- [Required work]:
Search the entries for the string "true" and give the number of lines that hold it, nothing more.

- [Record set]:
__________________________________________________
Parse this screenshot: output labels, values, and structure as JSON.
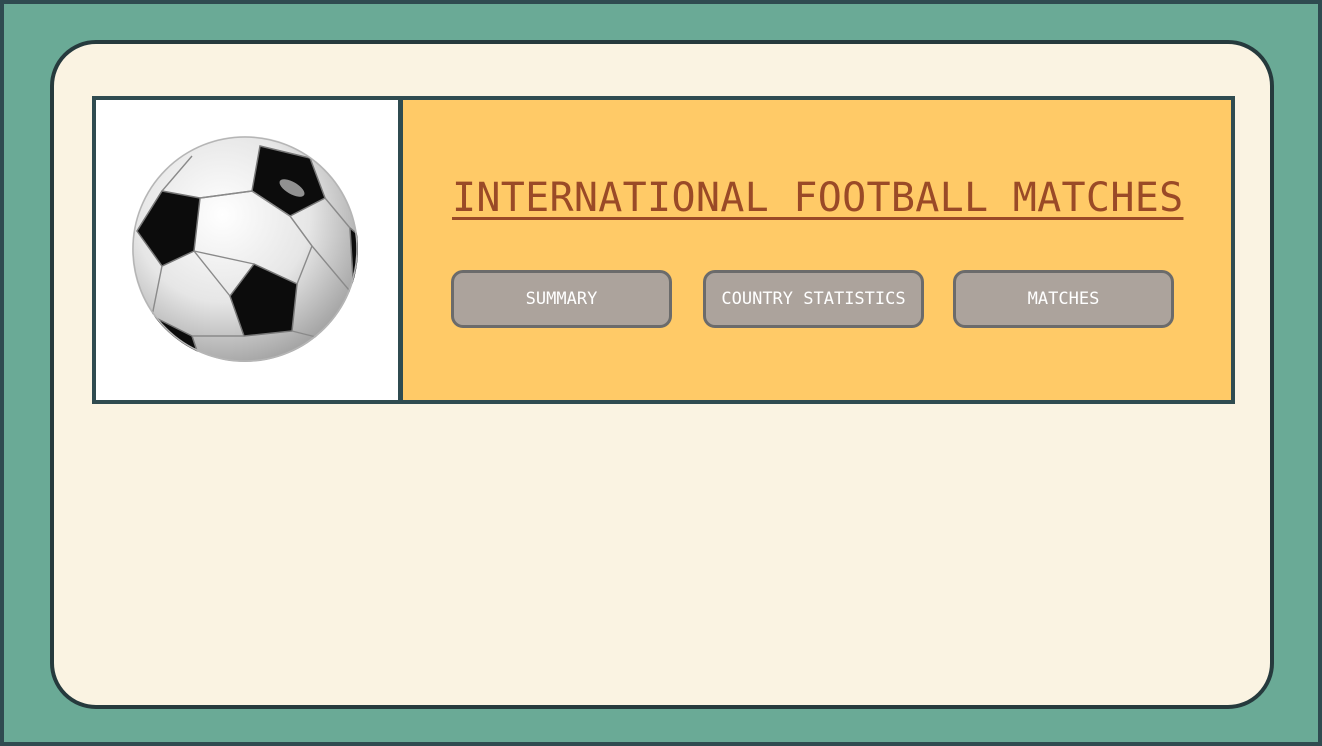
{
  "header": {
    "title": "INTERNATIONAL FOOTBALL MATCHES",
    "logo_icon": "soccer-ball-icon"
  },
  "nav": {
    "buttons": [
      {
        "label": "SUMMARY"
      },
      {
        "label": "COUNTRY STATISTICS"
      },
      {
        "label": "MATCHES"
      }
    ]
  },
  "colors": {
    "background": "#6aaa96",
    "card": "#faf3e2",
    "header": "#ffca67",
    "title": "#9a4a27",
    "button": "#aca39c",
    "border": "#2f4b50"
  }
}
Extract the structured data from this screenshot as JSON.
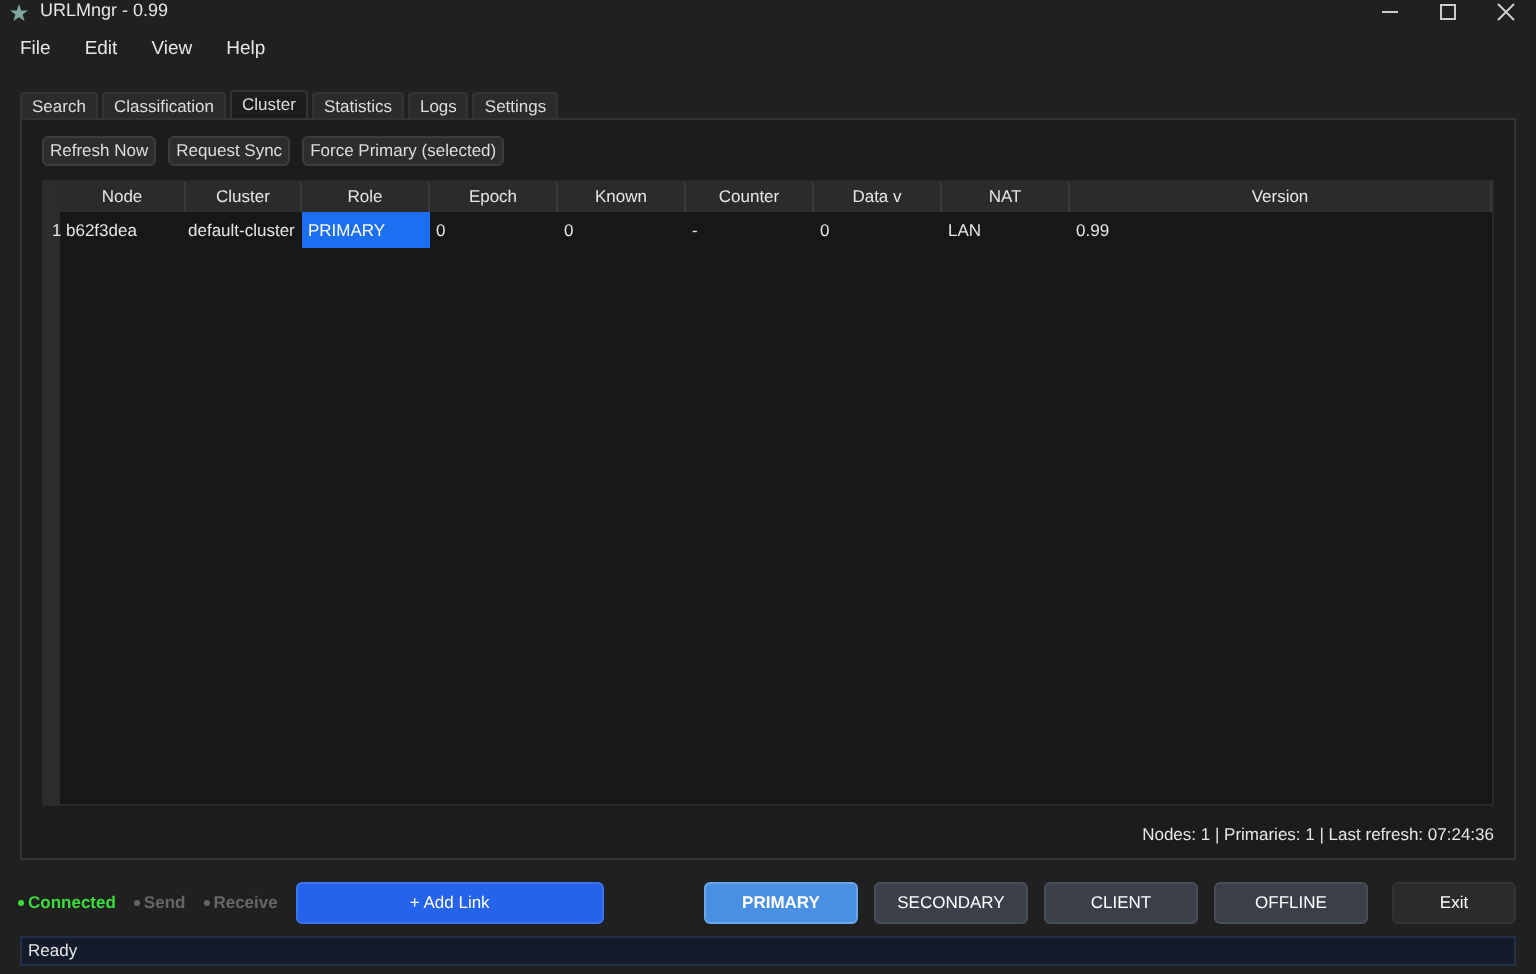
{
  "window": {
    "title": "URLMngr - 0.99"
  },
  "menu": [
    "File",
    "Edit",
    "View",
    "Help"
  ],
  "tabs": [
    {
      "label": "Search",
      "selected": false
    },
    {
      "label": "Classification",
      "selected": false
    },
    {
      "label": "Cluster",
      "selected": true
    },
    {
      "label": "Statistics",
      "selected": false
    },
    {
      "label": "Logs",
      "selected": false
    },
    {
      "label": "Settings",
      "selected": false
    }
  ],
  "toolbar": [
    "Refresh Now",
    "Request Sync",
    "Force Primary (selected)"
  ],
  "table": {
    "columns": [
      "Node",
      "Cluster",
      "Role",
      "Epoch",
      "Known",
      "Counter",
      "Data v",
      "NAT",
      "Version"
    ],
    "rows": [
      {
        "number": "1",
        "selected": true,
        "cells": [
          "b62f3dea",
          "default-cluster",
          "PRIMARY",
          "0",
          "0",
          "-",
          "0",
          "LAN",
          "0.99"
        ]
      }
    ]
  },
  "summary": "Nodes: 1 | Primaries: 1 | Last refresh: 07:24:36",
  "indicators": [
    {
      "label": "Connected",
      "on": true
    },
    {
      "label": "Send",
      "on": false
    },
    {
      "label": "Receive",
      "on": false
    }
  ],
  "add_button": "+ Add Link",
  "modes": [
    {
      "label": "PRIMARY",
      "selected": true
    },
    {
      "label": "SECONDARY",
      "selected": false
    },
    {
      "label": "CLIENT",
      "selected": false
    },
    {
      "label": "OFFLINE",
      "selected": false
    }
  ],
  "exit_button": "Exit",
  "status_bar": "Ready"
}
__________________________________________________
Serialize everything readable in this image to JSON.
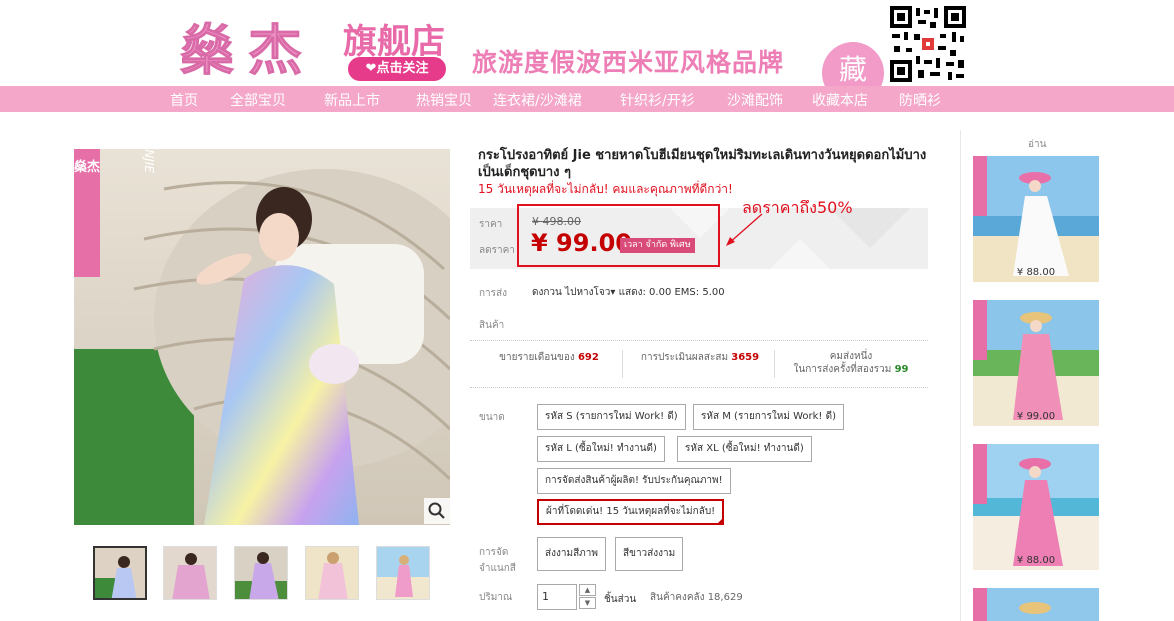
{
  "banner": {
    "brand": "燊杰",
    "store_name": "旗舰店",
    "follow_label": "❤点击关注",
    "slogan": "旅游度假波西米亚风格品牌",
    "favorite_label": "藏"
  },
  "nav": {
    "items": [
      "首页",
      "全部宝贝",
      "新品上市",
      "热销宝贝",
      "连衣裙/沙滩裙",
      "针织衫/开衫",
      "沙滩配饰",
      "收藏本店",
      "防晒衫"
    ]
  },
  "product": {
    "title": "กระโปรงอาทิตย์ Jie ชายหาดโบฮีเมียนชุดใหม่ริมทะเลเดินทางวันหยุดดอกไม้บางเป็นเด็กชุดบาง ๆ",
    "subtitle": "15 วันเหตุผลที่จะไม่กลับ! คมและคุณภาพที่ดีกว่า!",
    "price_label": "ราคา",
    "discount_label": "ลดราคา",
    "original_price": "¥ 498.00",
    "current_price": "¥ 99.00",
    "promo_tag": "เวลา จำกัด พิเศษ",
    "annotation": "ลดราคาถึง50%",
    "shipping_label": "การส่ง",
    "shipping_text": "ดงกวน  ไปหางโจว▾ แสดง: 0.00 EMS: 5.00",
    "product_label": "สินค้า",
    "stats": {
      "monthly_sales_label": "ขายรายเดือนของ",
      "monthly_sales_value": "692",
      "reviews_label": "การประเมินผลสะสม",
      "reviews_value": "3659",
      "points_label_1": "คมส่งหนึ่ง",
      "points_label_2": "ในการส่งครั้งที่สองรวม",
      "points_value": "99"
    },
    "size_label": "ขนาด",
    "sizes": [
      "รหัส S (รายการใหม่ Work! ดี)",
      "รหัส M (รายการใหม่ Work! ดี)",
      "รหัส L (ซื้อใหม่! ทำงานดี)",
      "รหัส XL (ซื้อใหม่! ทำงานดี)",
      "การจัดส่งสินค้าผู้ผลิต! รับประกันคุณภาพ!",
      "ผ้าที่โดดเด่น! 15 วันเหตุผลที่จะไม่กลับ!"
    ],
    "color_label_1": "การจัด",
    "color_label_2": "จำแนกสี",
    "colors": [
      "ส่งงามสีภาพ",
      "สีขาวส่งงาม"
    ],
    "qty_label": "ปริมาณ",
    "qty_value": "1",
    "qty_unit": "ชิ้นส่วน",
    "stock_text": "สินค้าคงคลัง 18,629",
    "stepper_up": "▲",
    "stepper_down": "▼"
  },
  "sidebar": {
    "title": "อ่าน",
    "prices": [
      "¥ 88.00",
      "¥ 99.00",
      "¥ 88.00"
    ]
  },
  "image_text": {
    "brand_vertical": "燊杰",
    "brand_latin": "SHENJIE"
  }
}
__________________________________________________
- [Task output]:
4